The utility is a simple executable that checks the autoplay (also called autorun) settings on the machine and offers to repair the problems it finds. It also outputs a log of the checks, what it found, the repair steps attempted and the repair results in the user's My Documents folder.

The wizard does not replace or modify any binaries on the system. It just modifies settings (mostly bringing them back to factory settings). It will not modify settings unless the user requests it by pressing one of the many Repair buttons.

It is provided AS IS with no warranties, and confers no rights.

Why does a program run on its own?

The cause that is the easiest to handle is that a shortcut to the program has been placed in the Startup folder of the Start menu either in the profile of the user or in the All Users profile. You can see those by clicking on the Start button and choosing All Programs.

To check particularly the All Users profile's menu, right-click on the Start button and elect to open or use Explorer on the All Users start menu.

The following Microsoft Knowledge Base article lets you manage the most common autostart options on your computer:

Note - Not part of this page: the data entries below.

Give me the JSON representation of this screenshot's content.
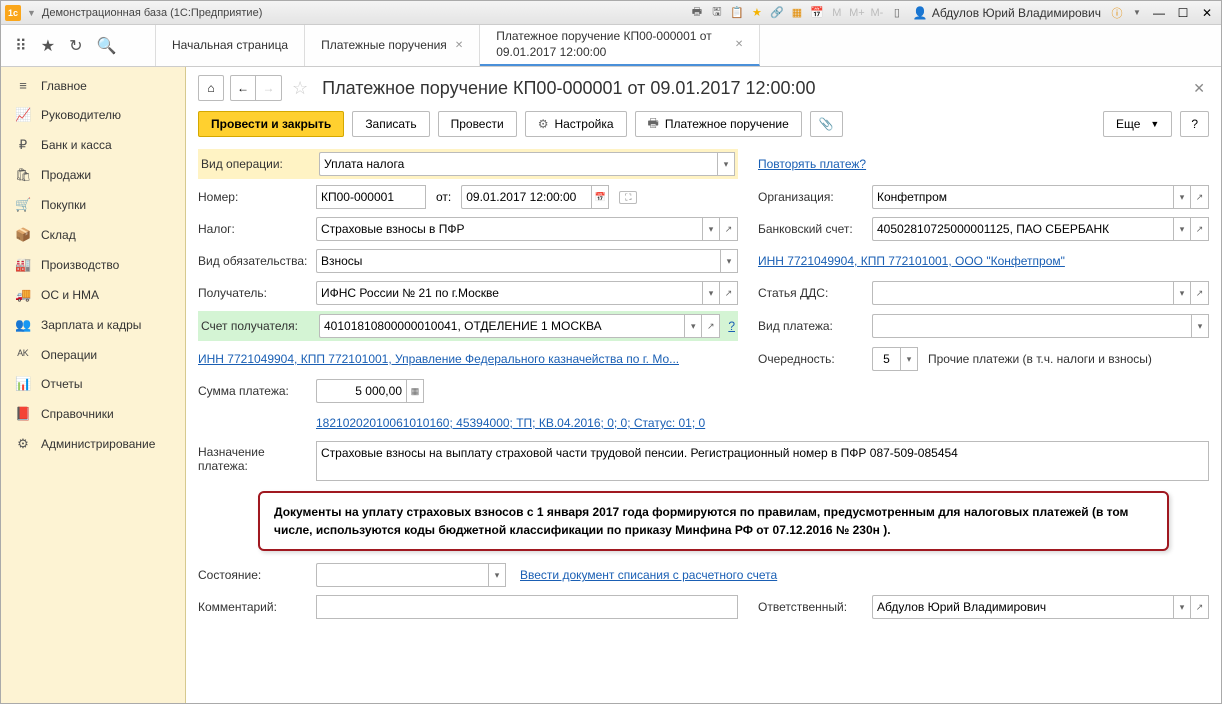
{
  "titlebar": {
    "app_title": "Демонстрационная база  (1С:Предприятие)",
    "user": "Абдулов Юрий Владимирович"
  },
  "tabs": [
    {
      "label": "Начальная страница"
    },
    {
      "label": "Платежные поручения"
    },
    {
      "label": "Платежное поручение КП00-000001 от 09.01.2017 12:00:00"
    }
  ],
  "sidebar": {
    "items": [
      {
        "icon": "≡",
        "label": "Главное"
      },
      {
        "icon": "📈",
        "label": "Руководителю"
      },
      {
        "icon": "₽",
        "label": "Банк и касса"
      },
      {
        "icon": "🛍",
        "label": "Продажи"
      },
      {
        "icon": "🛒",
        "label": "Покупки"
      },
      {
        "icon": "📦",
        "label": "Склад"
      },
      {
        "icon": "🏭",
        "label": "Производство"
      },
      {
        "icon": "🚚",
        "label": "ОС и НМА"
      },
      {
        "icon": "👥",
        "label": "Зарплата и кадры"
      },
      {
        "icon": "ᴬᴷ",
        "label": "Операции"
      },
      {
        "icon": "📊",
        "label": "Отчеты"
      },
      {
        "icon": "📕",
        "label": "Справочники"
      },
      {
        "icon": "⚙",
        "label": "Администрирование"
      }
    ]
  },
  "doc": {
    "title": "Платежное поручение КП00-000001 от 09.01.2017 12:00:00",
    "actions": {
      "post_close": "Провести и закрыть",
      "save": "Записать",
      "post": "Провести",
      "settings": "Настройка",
      "print": "Платежное поручение",
      "more": "Еще"
    },
    "op_type_label": "Вид операции:",
    "op_type": "Уплата налога",
    "repeat_link": "Повторять платеж?",
    "number_label": "Номер:",
    "number": "КП00-000001",
    "from_label": "от:",
    "date": "09.01.2017 12:00:00",
    "org_label": "Организация:",
    "org": "Конфетпром",
    "tax_label": "Налог:",
    "tax": "Страховые взносы в ПФР",
    "bank_acc_label": "Банковский счет:",
    "bank_acc": "40502810725000001125, ПАО СБЕРБАНК",
    "obl_type_label": "Вид обязательства:",
    "obl_type": "Взносы",
    "inn_kpp_link": "ИНН 7721049904, КПП 772101001, ООО \"Конфетпром\"",
    "recipient_label": "Получатель:",
    "recipient": "ИФНС России № 21 по г.Москве",
    "dds_label": "Статья ДДС:",
    "rec_acc_label": "Счет получателя:",
    "rec_acc": "40101810800000010041, ОТДЕЛЕНИЕ 1 МОСКВА",
    "pay_type_label": "Вид платежа:",
    "treasury_link": "ИНН 7721049904, КПП 772101001, Управление Федерального казначейства по г. Мо...",
    "priority_label": "Очередность:",
    "priority": "5",
    "priority_desc": "Прочие платежи (в т.ч. налоги и взносы)",
    "amount_label": "Сумма платежа:",
    "amount": "5 000,00",
    "kbk_link": "18210202010061010160; 45394000; ТП; КВ.04.2016; 0; 0; Статус: 01; 0",
    "purpose_label": "Назначение платежа:",
    "purpose": "Страховые взносы на выплату страховой части трудовой пенсии. Регистрационный номер в ПФР 087-509-085454",
    "callout": "Документы на уплату страховых взносов с 1 января 2017 года формируются по правилам, предусмотренным для налоговых платежей (в том числе, используются коды бюджетной классификации по приказу Минфина РФ от 07.12.2016 № 230н ).",
    "state_label": "Состояние:",
    "writeoff_link": "Ввести документ списания с расчетного счета",
    "comment_label": "Комментарий:",
    "responsible_label": "Ответственный:",
    "responsible": "Абдулов Юрий Владимирович"
  }
}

How to Troubleshoot By Using the Msconfig Utility in Windows XP
http://support.microsoft.com/kb/310560/

In short, click on the Start button, choose Run... and enter: msconfig

A much more thorough tool is Autoruns from www.sysinternals.com.

One particular problem can be that a folder opens every time you log on to Windows. This can be caused by a path that contains at least one space, but is not enclosed in double quotes. You can try to repair this manually (see below), or you can disable or remove that path if you are sure you don't need it.

If you want to delve into the details manually, here is where to find the most important places and some more by using Windows Explorer and the registry editor.

 
Folders with shortcuts

\Documents and Settings\All Users\Start Menu\Programs\Startup

\Documents and Settings\%USERNAME%\Start Menu\Programs\Startup

 
Registry keys

HKEY_LOCAL_MACHINE
 \Software
  \Microsoft
   \Windows
    \CurrentVersion
     \Run

HKEY_CURRENT_USER
 \Software
  \Microsoft
   \Windows
    \CurrentVersion
     \Run

HKEY_LOCAL_MACHINE
 \SOFTWARE
  \Microsoft
   \Windows
    \CurrentVersion
     \policies
      \Explorer
       \Run

HKEY_LOCAL_MACHINE
 \Software
  \Microsoft
   \Windows
    \CurrentVersion
     \RunOnce

HKEY_CURRENT_USER
 \Software
  \Microsoft
   \Windows
    \CurrentVersion
     \RunOnce

HKEY_LOCAL_MACHINE
 \Software
  \Microsoft
   \Windows
    \CurrentVersion
     \RunServices

HKEY_LOCAL_MACHINE
 \Software
  \Microsoft
   \Windows
    \CurrentVersion
     \RunServicesOnce

HKEY_LOCAL_MACHINE
 \Software
  \Microsoft
   \Windows
    \CurrentVersion
     \RunOnce
      \Setup

HKEY_CURRENT_USER
 \Software
  \Microsoft
   \Windows NT
    \CurrentVersion
     \Windows
   Value: run

HKEY_LOCAL_MACHINE
 \System
  \CurrentControlSet
   \Control
    \VMM32Files

HKEY_LOCAL_MACHINE
 \System
  \CurrentControlSet
   \Services
    \VxD